[65] In all of these secure rooms, phones or any other type of scanning devices are prohibited. [5] Blank sheet of paper bearing the reader`s names are available, on which visitors can write down their notes. [65] On the U.S. side, the procedure is similar: only senators and USTR negotiators can access the documents and must meet similar conditions. [5] The United States has emphasized the same security precautions for proposed Trans-Pacific Partnership proposals. [5] In response to the criticism, the European Commission published negotiating documents months after its revelations by Greenpeace, including all EU proposals in the regulatory and regulatory components of the agreement. [64] [76] [77] The Trade Commissioner described the negotiations as “the most transparent trade negotiations ever conducted by the EU”. [78] In January 2019, the U.S.

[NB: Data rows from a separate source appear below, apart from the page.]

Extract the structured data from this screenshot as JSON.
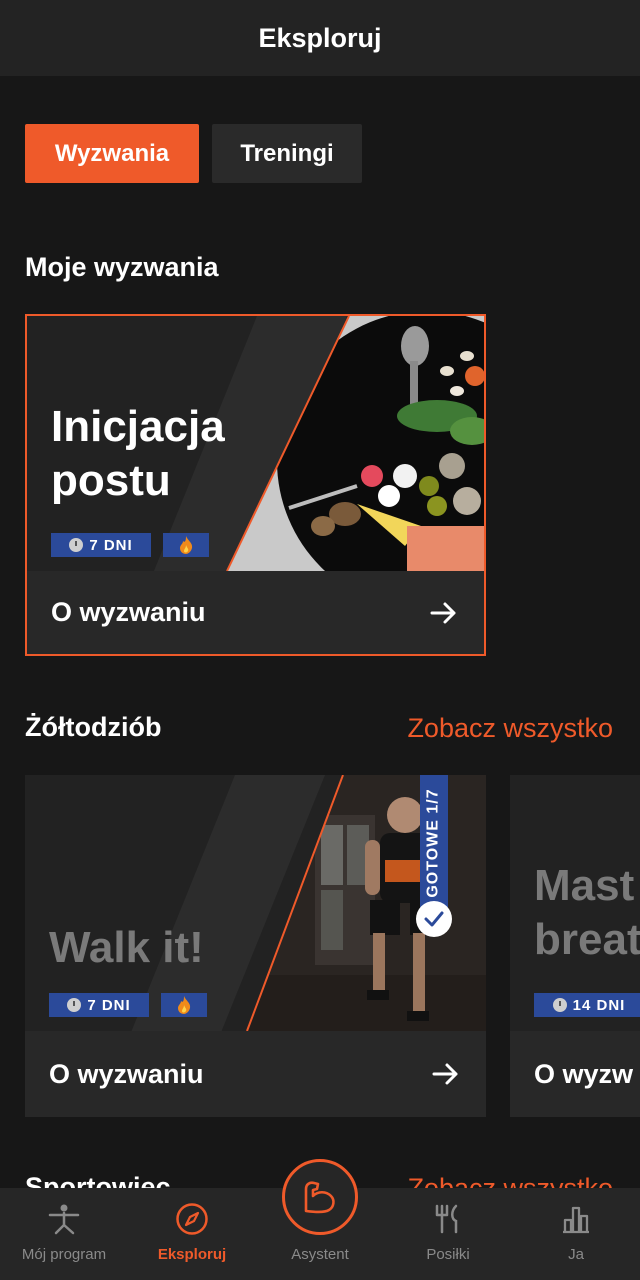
{
  "header": {
    "title": "Eksploruj"
  },
  "segments": [
    {
      "label": "Wyzwania",
      "active": true
    },
    {
      "label": "Treningi",
      "active": false
    }
  ],
  "my_challenges": {
    "section_title": "Moje wyzwania",
    "card": {
      "title_line1": "Inicjacja",
      "title_line2": "postu",
      "days_badge": "7 DNI",
      "difficulty_icon": "flame-icon",
      "action_label": "O wyzwaniu"
    }
  },
  "beginner": {
    "section_title": "Żółtodziób",
    "see_all": "Zobacz wszystko",
    "cards": [
      {
        "title": "Walk it!",
        "days_badge": "7 DNI",
        "difficulty_icon": "flame-icon",
        "progress": "GOTOWE 1/7",
        "action_label": "O wyzwaniu"
      },
      {
        "title_line1": "Mast",
        "title_line2": "breat",
        "days_badge": "14 DNI",
        "action_label": "O wyzw"
      }
    ]
  },
  "athlete": {
    "section_title": "Sportowiec",
    "see_all": "Zobacz wszystko"
  },
  "tabbar": {
    "items": [
      {
        "label": "Mój program",
        "icon": "yoga-pose-icon"
      },
      {
        "label": "Eksploruj",
        "icon": "compass-icon",
        "active": true
      },
      {
        "label": "Asystent",
        "icon": "bicep-icon"
      },
      {
        "label": "Posiłki",
        "icon": "cutlery-icon"
      },
      {
        "label": "Ja",
        "icon": "bar-chart-icon"
      }
    ]
  },
  "colors": {
    "accent": "#ef5a2a",
    "badge": "#2b4a9a",
    "background": "#171717",
    "card": "#262626"
  }
}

Trade Representative issued negotiating targets for a U.S.-EU trade agreement, and last year President Trump threatened to impose a tariff on European car imports, and implementation of that threat was delayed until mid-2020. In 2019, the US and EU have concluded a number of trade agreements, including an agreement to facilitate the export of US beef to the EU. Liberalisation of cross-border trade in services; and the European Commission says TTIP would boost the EU economy by 120 billion euros, the US economy by 90 billion euros and the rest of the world by 100 billion euros. [7] According to Anu Bradford, a law professor at Columbia Law School, and Thomas J. Bollyky of the Council on Foreign Relations, TTIP aims to “liberalize one-third of world trade” and create millions of new jobs. [8] An article in Dean Baker`s Guardian of the AMERICAN think tank Center for Economic and Policy Research[10][11] argued that the economic benefits per household would be relatively small. [12] According to a report by the European Parliament, the impact on working conditions ranges from job gains to job losses, depending on the economic model and assumptions used in the forecasts. [13] The EU has trade agreements with these countries/regions, but both sides are now negotiating an update. A KU Leuven paper, estimated in 2018 by economists at KU Leuven, estimated that a “deep” free trade agreement such as TTIP between the US and the European Union would increase EU GDP by 1.3% and US GDP by 0.7%.

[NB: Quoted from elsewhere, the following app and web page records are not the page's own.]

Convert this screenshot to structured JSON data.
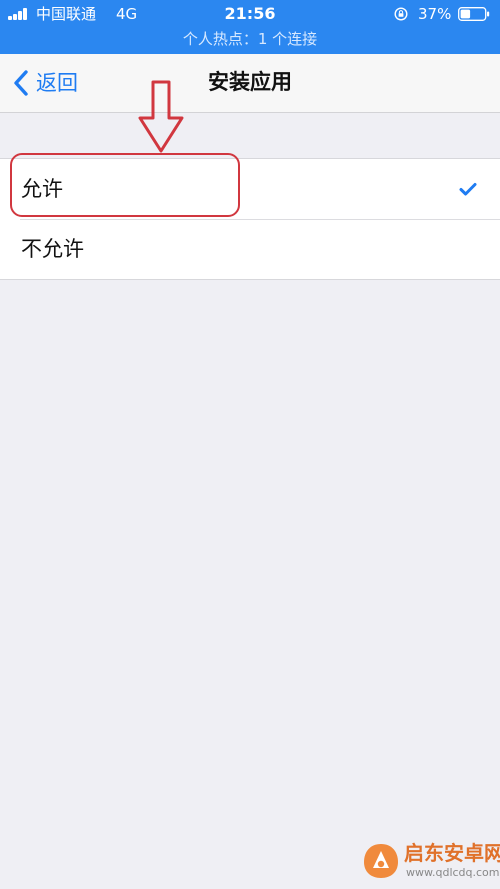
{
  "status_bar": {
    "carrier": "中国联通",
    "network": "4G",
    "time": "21:56",
    "battery_percent": "37%",
    "icons": [
      "signal-icon",
      "orientation-lock-icon",
      "battery-icon"
    ]
  },
  "hotspot_banner": {
    "text": "个人热点：1 个连接"
  },
  "nav": {
    "back_label": "返回",
    "title": "安装应用"
  },
  "options": [
    {
      "label": "允许",
      "selected": true
    },
    {
      "label": "不允许",
      "selected": false
    }
  ],
  "watermark": {
    "name": "启东安卓网",
    "url": "www.qdlcdq.com"
  },
  "colors": {
    "status_bg": "#2b87f0",
    "accent": "#1f7cf2",
    "annotation": "#d1373f",
    "background": "#efeff4"
  }
}
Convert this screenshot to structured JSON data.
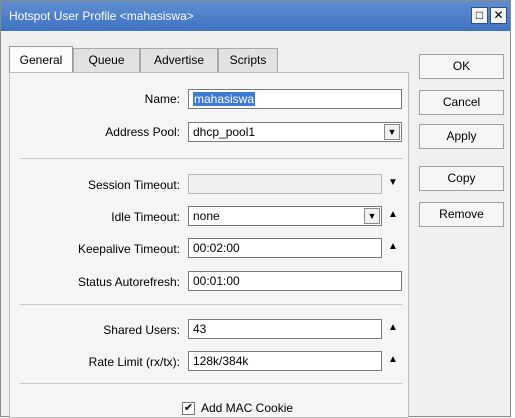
{
  "window": {
    "title": "Hotspot User Profile <mahasiswa>",
    "maximize_icon": "maximize-icon",
    "close_icon": "close-icon"
  },
  "tabs": [
    {
      "label": "General",
      "active": true
    },
    {
      "label": "Queue"
    },
    {
      "label": "Advertise"
    },
    {
      "label": "Scripts"
    }
  ],
  "form": {
    "name_label": "Name:",
    "name_value": "mahasiswa",
    "address_pool_label": "Address Pool:",
    "address_pool_value": "dhcp_pool1",
    "session_timeout_label": "Session Timeout:",
    "session_timeout_value": "",
    "idle_timeout_label": "Idle Timeout:",
    "idle_timeout_value": "none",
    "keepalive_timeout_label": "Keepalive Timeout:",
    "keepalive_timeout_value": "00:02:00",
    "status_autorefresh_label": "Status Autorefresh:",
    "status_autorefresh_value": "00:01:00",
    "shared_users_label": "Shared Users:",
    "shared_users_value": "43",
    "rate_limit_label": "Rate Limit (rx/tx):",
    "rate_limit_value": "128k/384k",
    "add_mac_cookie_label": "Add MAC Cookie",
    "add_mac_cookie_checked": true
  },
  "buttons": {
    "ok": "OK",
    "cancel": "Cancel",
    "apply": "Apply",
    "copy": "Copy",
    "remove": "Remove"
  },
  "glyphs": {
    "dropdown": "▼",
    "up": "▲",
    "down": "▼",
    "check": "✔",
    "combo": "▾"
  }
}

[73] These benefits would be mainly attributable to the removal of non-tariff barriers. [73] In early 2013, Canadian media observers